The first is, that the indictment charges the several acts constituting the offence to have been committed by the defendant in his "capacity as a merchandise broker." This is certainly an unusual and extraordinary allegation; but we think the maxim, Utile per inutile non vitiatur, is applicable to it. Inasmuch as a man cannot ordinarily commit a crime in any particular capacity or in the exercise of any special occupation, it does not change or in any way affect the nature of the charge to aver that when he was committing it he purported or claimed to act, or actually did act, in a specific capacity, or by virtue of a certain employment. An allegation in due form that a person committed an assault and battery would not be vitiated by the addition of an allegation that he did it as a constable, nor would an averment in technical language that a defendant had committed larceny be rendered nugatory or insufficient by an additional allegation that he committed the act in his capacity as a common carrier. The rule of law as to matters which may be
treated as surplusage is clear, intelligible and consonant with good sense. It is this: When, in addition to facts which are essential to the charge, others are alleged which are wholly redundant and useless, the latter may be wholly disregarded. As the law does not require the superfluous circumstances to be alleged, so, although they have been improvidently stated, the law, in furtherance of its object, will reject them as mere surplusage, and will no more regard them than if they had not been alleged at all. 1 Stark. Ev. (4th Amer. ed.) 372. The words in the indictment on which this ground of arrest of judgment is founded clearly fall within this principle. The same is true of the subsequent allegation in the same count, that the defendant received and obtained possession of the property in his capacity as a merchandise broker. This is a wholly immaterial averment. The offence which the statute aims to prevent is the obtaining of property by false pretences with an intent to defraud the owner thereof. A possession so obtained is criminal, by whomsoever it is accomplished.
The remaining ground on which it is claimed that the indictment is defective and insufficient to support a judgment is, that it avers an actual sale of merchandise to parties in New York, effected by the defendant as their broker, and a delivery of it in pursuance of such sale to him as such broker, and a reception and possession of it by him in that capacity. But this statement of the averments is contrary to the whole scheme and scope of the indictment.

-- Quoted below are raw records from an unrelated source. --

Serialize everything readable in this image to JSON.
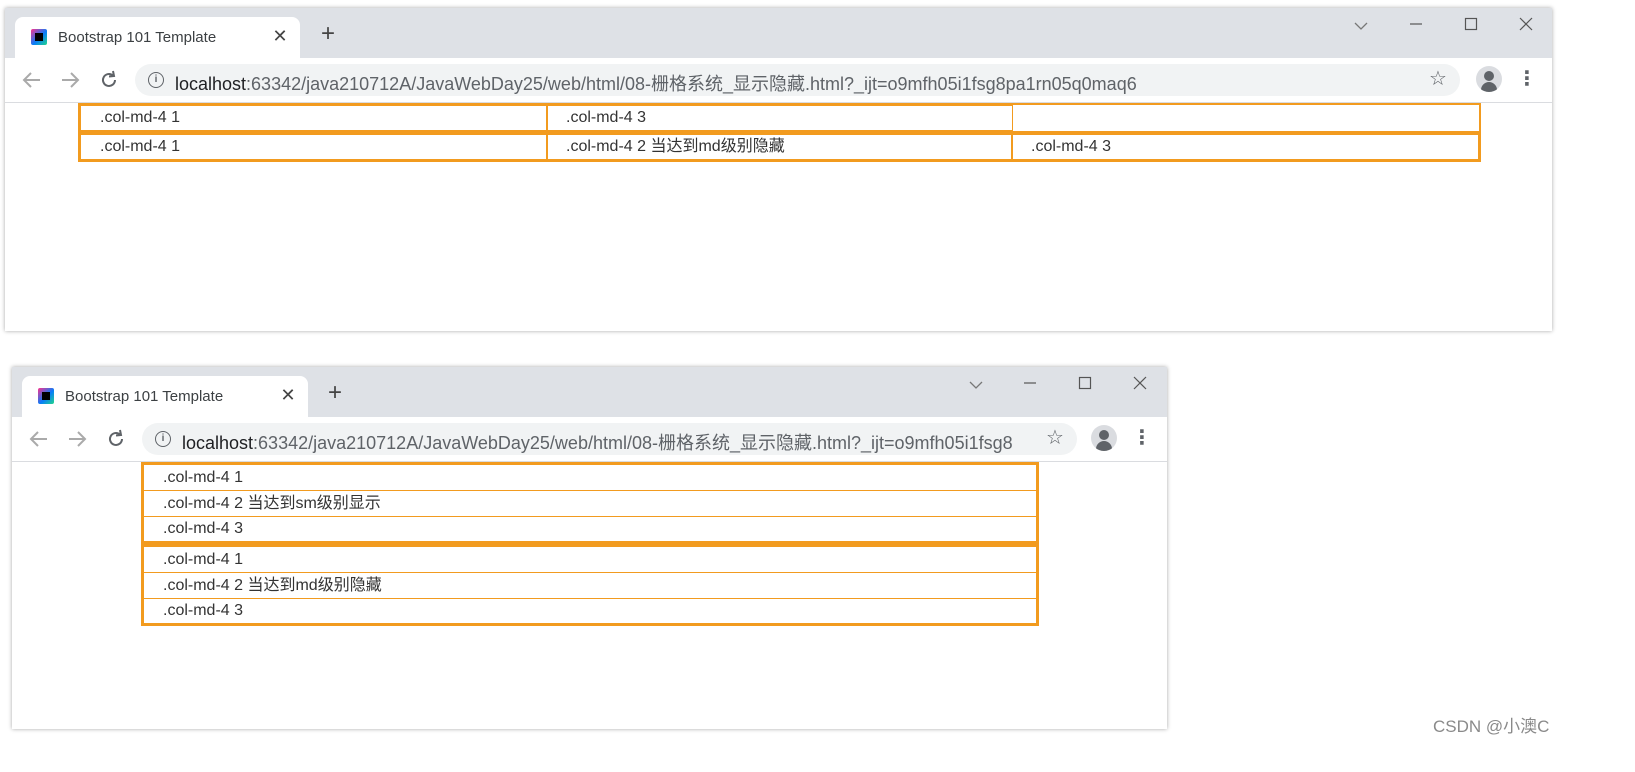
{
  "windows": [
    {
      "tab_title": "Bootstrap 101 Template",
      "url_host": "localhost",
      "url_rest": ":63342/java210712A/JavaWebDay25/web/html/08-栅格系统_显示隐藏.html?_ijt=o9mfh05i1fsg8pa1rn05q0maq6",
      "rows": [
        {
          "cells": [
            ".col-md-4 1",
            ".col-md-4 3",
            ""
          ]
        },
        {
          "cells": [
            ".col-md-4 1",
            ".col-md-4 2 当达到md级别隐藏",
            ".col-md-4 3"
          ]
        }
      ]
    },
    {
      "tab_title": "Bootstrap 101 Template",
      "url_host": "localhost",
      "url_rest": ":63342/java210712A/JavaWebDay25/web/html/08-栅格系统_显示隐藏.html?_ijt=o9mfh05i1fsg8...",
      "rows": [
        {
          "cells": [
            ".col-md-4 1",
            ".col-md-4 2 当达到sm级别显示",
            ".col-md-4 3"
          ]
        },
        {
          "cells": [
            ".col-md-4 1",
            ".col-md-4 2 当达到md级别隐藏",
            ".col-md-4 3"
          ]
        }
      ]
    }
  ],
  "icons": {
    "back": "back-arrow-icon",
    "forward": "forward-arrow-icon",
    "reload": "reload-icon",
    "info": "info-icon",
    "bookmark": "star-icon",
    "profile": "avatar-icon",
    "menu": "kebab-menu-icon"
  },
  "colors": {
    "grid_border": "#f29b1f",
    "tab_strip": "#dee1e6",
    "omnibox": "#f1f3f4"
  },
  "watermark": "CSDN @小澳C"
}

It is nowhere averred that the defendant was the broker or agent or authorized to act in any way in behalf of the parties in New York. The contrary is distinctly averred, and forms the basis of the false pretence by which the prosecutors are alleged to have been induced to deliver their property to the defendant. Assuming all the averments in the indictment to be true, there could be no sale of property to the parties in New York effected through the agency or intervention of the defendant. All authority in him to act as their broker or agent is distinctly negatived. Taking the averments together, as descriptive of one single transaction which they are designed to set out, they do not allege a real sale to the parties in New
York through the defendant as their broker, but only a contract of sale on the part of the prosecutors, induced by false pretences made by the defendant by means of which he fraudulently obtained possession of their property. This is the legal effect of all the averments.
The result is, that the verdict on the second count, having been rendered on evidence which did not support the allegations, must be set aside. The exceptions and motions in arrest, so far as they apply to the first count, are overruled; and if the attorney general shall see fit to enter a nol. pros. on the second count, the case will stand for judgment on the first count only.
[Note p548] This case and the four following cases were argued in March 1864, before the Chief Justice and Justices Dewey, Hoar and Chapman.